Abinader’s biggest problem is that he cannot admit the real reasons he opposes Haiti’s canal project. It will allow many Haitians to stay in Haiti to work and live off their land, rather than go look for low-paying jobs on Dominican plantations. Furthermore, they will no longer need to go shop for food in the town across the Massacre River from Ouanaminthe, Dajabon, which lives off Haitian commerce. Every Monday and Friday, thousands of Haitians stream across the bridge over the Massacre River between Ouanaminthe and Dajabón, where they spend between $1.2 to 1.5 million weekly, according to a 2019 Haiti Libre report. In short, the DR will loose both Haitian workers and commerce, which it desperately needs, since for decades Haitians have been the engine of the Dominican economy.
In a Sep. 12 interview with Haitian station Radio Mega, former Haitian Senator from the Northeast Department, Jean-Baptiste Bien-Aimé, said that Abinader is also trying to whip up ultra-nationalist support for his reelection bid in a presidential contest scheduled for May 19, 2024 with the Massacre River controversy.

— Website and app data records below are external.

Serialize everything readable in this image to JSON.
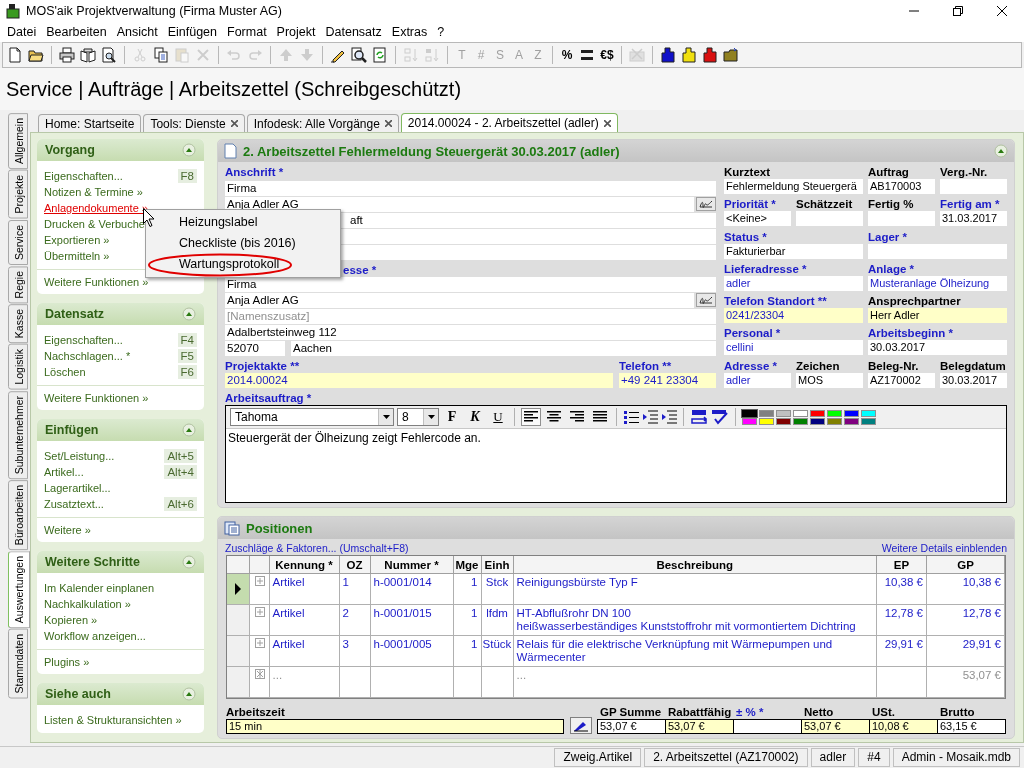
{
  "window": {
    "title": "MOS'aik Projektverwaltung (Firma Muster AG)"
  },
  "menu": [
    "Datei",
    "Bearbeiten",
    "Ansicht",
    "Einfügen",
    "Format",
    "Projekt",
    "Datensatz",
    "Extras",
    "?"
  ],
  "toolbar": [
    {
      "kind": "new",
      "disabled": false
    },
    {
      "kind": "open",
      "disabled": false
    },
    {
      "kind": "separator"
    },
    {
      "kind": "print",
      "disabled": false
    },
    {
      "kind": "book",
      "disabled": false
    },
    {
      "kind": "preview",
      "disabled": false
    },
    {
      "kind": "separator"
    },
    {
      "kind": "cut",
      "disabled": true
    },
    {
      "kind": "copy",
      "disabled": false
    },
    {
      "kind": "paste",
      "disabled": true
    },
    {
      "kind": "delete",
      "disabled": true
    },
    {
      "kind": "separator"
    },
    {
      "kind": "undo",
      "disabled": true
    },
    {
      "kind": "redo",
      "disabled": true
    },
    {
      "kind": "separator"
    },
    {
      "kind": "up",
      "disabled": true
    },
    {
      "kind": "down",
      "disabled": true
    },
    {
      "kind": "separator"
    },
    {
      "kind": "pencil",
      "disabled": false
    },
    {
      "kind": "find",
      "disabled": false
    },
    {
      "kind": "refresh",
      "disabled": false
    },
    {
      "kind": "separator"
    },
    {
      "kind": "sort_up",
      "disabled": true
    },
    {
      "kind": "sort_down",
      "disabled": true
    },
    {
      "kind": "separator"
    },
    {
      "kind": "glyph",
      "label": "T",
      "disabled": true
    },
    {
      "kind": "glyph",
      "label": "#",
      "disabled": true
    },
    {
      "kind": "glyph",
      "label": "S",
      "disabled": true
    },
    {
      "kind": "glyph",
      "label": "A",
      "disabled": true
    },
    {
      "kind": "glyph",
      "label": "Z",
      "disabled": true
    },
    {
      "kind": "separator"
    },
    {
      "kind": "glyph",
      "label": "%",
      "disabled": false
    },
    {
      "kind": "numbering",
      "disabled": false
    },
    {
      "kind": "glyph",
      "label": "€$",
      "disabled": false
    },
    {
      "kind": "separator"
    },
    {
      "kind": "tool",
      "disabled": true
    },
    {
      "kind": "separator"
    },
    {
      "kind": "figure",
      "color": "#1010c8"
    },
    {
      "kind": "figure",
      "color": "#f0e010"
    },
    {
      "kind": "figure",
      "color": "#d81010"
    },
    {
      "kind": "folder",
      "disabled": false
    }
  ],
  "heading": "Service | Aufträge | Arbeitszettel (Schreibgeschützt)",
  "side_tabs": [
    {
      "label": "Allgemein",
      "selected": false
    },
    {
      "label": "Projekte",
      "selected": false
    },
    {
      "label": "Service",
      "selected": false
    },
    {
      "label": "Regie",
      "selected": false
    },
    {
      "label": "Kasse",
      "selected": false
    },
    {
      "label": "Logistik",
      "selected": false
    },
    {
      "label": "Subunternehmer",
      "selected": false
    },
    {
      "label": "Büroarbeiten",
      "selected": false
    },
    {
      "label": "Auswertungen",
      "selected": true
    },
    {
      "label": "Stammdaten",
      "selected": false
    }
  ],
  "doc_tabs": [
    {
      "label": "Home: Startseite",
      "closable": false,
      "selected": false
    },
    {
      "label": "Tools: Dienste",
      "closable": true,
      "selected": false
    },
    {
      "label": "Infodesk: Alle Vorgänge",
      "closable": true,
      "selected": false
    },
    {
      "label": "2014.00024 - 2. Arbeitszettel (adler)",
      "closable": true,
      "selected": true
    }
  ],
  "sidebar": [
    {
      "title": "Vorgang",
      "items": [
        {
          "label": "Eigenschaften...",
          "shortcut": "F8",
          "hovered": false
        },
        {
          "label": "Notizen & Termine »",
          "hovered": false
        },
        {
          "label": "Anlagendokumente »",
          "hovered": true
        },
        {
          "label": "Drucken & Verbuche",
          "hovered": false
        },
        {
          "label": "Exportieren »",
          "hovered": false
        },
        {
          "label": "Übermitteln »",
          "hovered": false
        }
      ],
      "more": "Weitere Funktionen »"
    },
    {
      "title": "Datensatz",
      "items": [
        {
          "label": "Eigenschaften...",
          "shortcut": "F4",
          "hovered": false
        },
        {
          "label": "Nachschlagen... *",
          "shortcut": "F5",
          "hovered": false
        },
        {
          "label": "Löschen",
          "shortcut": "F6",
          "hovered": false
        }
      ],
      "more": "Weitere Funktionen »"
    },
    {
      "title": "Einfügen",
      "items": [
        {
          "label": "Set/Leistung...",
          "shortcut": "Alt+5",
          "hovered": false
        },
        {
          "label": "Artikel...",
          "shortcut": "Alt+4",
          "hovered": false
        },
        {
          "label": "Lagerartikel...",
          "hovered": false
        },
        {
          "label": "Zusatztext...",
          "shortcut": "Alt+6",
          "hovered": false
        }
      ],
      "more": "Weitere »"
    },
    {
      "title": "Weitere Schritte",
      "items": [
        {
          "label": "Im Kalender einplanen",
          "hovered": false
        },
        {
          "label": "Nachkalkulation »",
          "hovered": false
        },
        {
          "label": "Kopieren »",
          "hovered": false
        },
        {
          "label": "Workflow anzeigen...",
          "hovered": false
        }
      ],
      "more": "Plugins »"
    },
    {
      "title": "Siehe auch",
      "items": [
        {
          "label": "Listen & Strukturansichten »",
          "hovered": false
        }
      ]
    }
  ],
  "context_menu": [
    {
      "label": "Heizungslabel",
      "annotated": false
    },
    {
      "label": "Checkliste (bis 2016)",
      "annotated": false
    },
    {
      "label": "Wartungsprotokoll",
      "annotated": true
    }
  ],
  "form": {
    "title": "2. Arbeitszettel Fehlermeldung Steuergerät 30.03.2017 (adler)",
    "address_blocks": [
      {
        "label": "Anschrift *",
        "required": true,
        "covered": false,
        "fields": [
          {
            "value": "Firma"
          },
          {
            "value": "Anja Adler AG",
            "button": true
          },
          {
            "value": "aft",
            "covered": true
          },
          {
            "highlight": false
          },
          {
            "highlight": false
          }
        ]
      },
      {
        "label": "esse *",
        "required": true,
        "covered": true,
        "fields": [
          {
            "value": "Firma"
          },
          {
            "value": "Anja Adler AG",
            "button": true
          },
          {
            "placeholder": "[Namenszusatz]"
          },
          {
            "value": "Adalbertsteinweg 112"
          },
          {
            "value": "52070",
            "city": "Aachen"
          }
        ]
      }
    ],
    "bottom_left": [
      {
        "label": "Projektakte **",
        "required": true,
        "value": "2014.00024",
        "link": true,
        "highlight": true
      },
      {
        "label": "Telefon **",
        "required": true,
        "value": "+49 241 23304",
        "link": true,
        "highlight": true
      }
    ],
    "right": [
      {
        "label": "Kurztext",
        "required": false,
        "value": "Fehlermeldung Steuergerä",
        "link": false,
        "highlight": false
      },
      {
        "label": "Auftrag",
        "required": false,
        "value": "AB170003",
        "link": false,
        "highlight": false
      },
      {
        "label": "Verg.-Nr.",
        "required": false,
        "highlight": false
      },
      {
        "label": "Priorität *",
        "required": true,
        "value": "<Keine>",
        "link": false,
        "highlight": false
      },
      {
        "label": "Schätzzeit",
        "required": false,
        "highlight": false
      },
      {
        "label": "Fertig %",
        "required": false,
        "highlight": false
      },
      {
        "label": "Fertig am *",
        "required": true,
        "value": "31.03.2017",
        "link": false,
        "highlight": false
      },
      {
        "label": "Status *",
        "required": true,
        "value": "Fakturierbar",
        "link": false,
        "highlight": false
      },
      {
        "label": "Lager *",
        "required": true,
        "highlight": false
      },
      {
        "label": "Lieferadresse *",
        "required": true,
        "value": "adler",
        "link": true,
        "highlight": false
      },
      {
        "label": "Anlage *",
        "required": true,
        "value": "Musteranlage Ölheizung",
        "link": true,
        "highlight": false
      },
      {
        "label": "Telefon Standort **",
        "required": true,
        "value": "0241/23304",
        "link": true,
        "highlight": true
      },
      {
        "label": "Ansprechpartner",
        "required": false,
        "value": "Herr Adler",
        "link": false,
        "highlight": true
      },
      {
        "label": "Personal *",
        "required": true,
        "value": "cellini",
        "link": true,
        "highlight": false
      },
      {
        "label": "Arbeitsbeginn *",
        "required": true,
        "value": "30.03.2017",
        "link": false,
        "highlight": false
      },
      {
        "label": "Adresse *",
        "required": true,
        "value": "adler",
        "link": true,
        "highlight": false
      },
      {
        "label": "Zeichen",
        "required": false,
        "value": "MOS",
        "link": false,
        "highlight": false
      },
      {
        "label": "Beleg-Nr.",
        "required": false,
        "value": "AZ170002",
        "link": false,
        "highlight": false
      },
      {
        "label": "Belegdatum",
        "required": false,
        "value": "30.03.2017",
        "link": false,
        "highlight": false
      }
    ],
    "work_order": {
      "label": "Arbeitsauftrag *",
      "required": true,
      "font": "Tahoma",
      "size": "8",
      "format_buttons": [
        {
          "label": "F",
          "kind": "bold"
        },
        {
          "label": "K",
          "kind": "italic"
        },
        {
          "label": "U",
          "kind": "underline"
        }
      ],
      "alignments": [
        {
          "kind": "left",
          "selected": true
        },
        {
          "kind": "center",
          "selected": false
        },
        {
          "kind": "right",
          "selected": false
        },
        {
          "kind": "justify",
          "selected": false
        }
      ],
      "palette": [
        {
          "color": "#000000",
          "selected": true
        },
        {
          "color": "#808080",
          "selected": false
        },
        {
          "color": "#c0c0c0",
          "selected": false
        },
        {
          "color": "#ffffff",
          "selected": false
        },
        {
          "color": "#ff0000",
          "selected": false
        },
        {
          "color": "#00ff00",
          "selected": false
        },
        {
          "color": "#0000ff",
          "selected": false
        },
        {
          "color": "#00ffff",
          "selected": false
        },
        {
          "color": "#ff00ff",
          "selected": false
        },
        {
          "color": "#ffff00",
          "selected": false
        },
        {
          "color": "#800000",
          "selected": false
        },
        {
          "color": "#008000",
          "selected": false
        },
        {
          "color": "#000080",
          "selected": false
        },
        {
          "color": "#808000",
          "selected": false
        },
        {
          "color": "#800080",
          "selected": false
        },
        {
          "color": "#008080",
          "selected": false
        }
      ],
      "text": "Steuergerät der Ölheizung zeigt Fehlercode an."
    }
  },
  "positions": {
    "title": "Positionen",
    "left_link": "Zuschläge & Faktoren... (Umschalt+F8)",
    "right_link": "Weitere Details einblenden",
    "columns": [
      "Kennung *",
      "OZ",
      "Nummer *",
      "Mge",
      "Einh",
      "Beschreibung",
      "EP",
      "GP"
    ],
    "rows": [
      {
        "kind": "item",
        "selected": true,
        "cells": [
          "Artikel",
          "1",
          "h-0001/014",
          "1",
          "Stck",
          "Reinigungsbürste Typ F",
          "10,38 €",
          "10,38 €"
        ]
      },
      {
        "kind": "item",
        "selected": false,
        "cells": [
          "Artikel",
          "2",
          "h-0001/015",
          "1",
          "lfdm",
          "HT-Abflußrohr DN 100\nheißwasserbeständiges Kunststoffrohr mit vormontiertem Dichtring",
          "12,78 €",
          "12,78 €"
        ]
      },
      {
        "kind": "item",
        "selected": false,
        "cells": [
          "Artikel",
          "3",
          "h-0001/005",
          "1",
          "Stück",
          "Relais für die elektrische Verknüpfung mit Wärmepumpen und\nWärmecenter",
          "29,91 €",
          "29,91 €"
        ]
      },
      {
        "kind": "new",
        "selected": false,
        "placeholder": "...",
        "description_placeholder": "...",
        "total": "53,07 €"
      }
    ],
    "work_time": {
      "label": "Arbeitszeit",
      "value": "15 min"
    },
    "totals": [
      {
        "label": "GP Summe",
        "required": false,
        "value": "53,07 €",
        "highlight": false
      },
      {
        "label": "Rabattfähig",
        "required": false,
        "value": "53,07 €",
        "highlight": true
      },
      {
        "label": "± % *",
        "required": true,
        "highlight": false
      },
      {
        "label": "Netto",
        "required": false,
        "value": "53,07 €",
        "highlight": true
      },
      {
        "label": "USt.",
        "required": false,
        "value": "10,08 €",
        "highlight": true
      },
      {
        "label": "Brutto",
        "required": false,
        "value": "63,15 €",
        "highlight": false
      }
    ]
  },
  "status_bar": [
    "Zweig.Artikel",
    "2. Arbeitszettel (AZ170002)",
    "adler",
    "#4",
    "Admin - Mosaik.mdb"
  ]
}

The movement in Haiti’s Northeast is a great sign of hope, if Haitians are conscious and consistent, from all corners of the country. Abandoned workers who go to neighboring lands to sell their labor power and receive only contempt, repression, and humiliation in return can realize that they are a robust army, if they can organize themselves in the way they are building the Massacre River irrigation canal, they can count on their creative forces to change the country as well.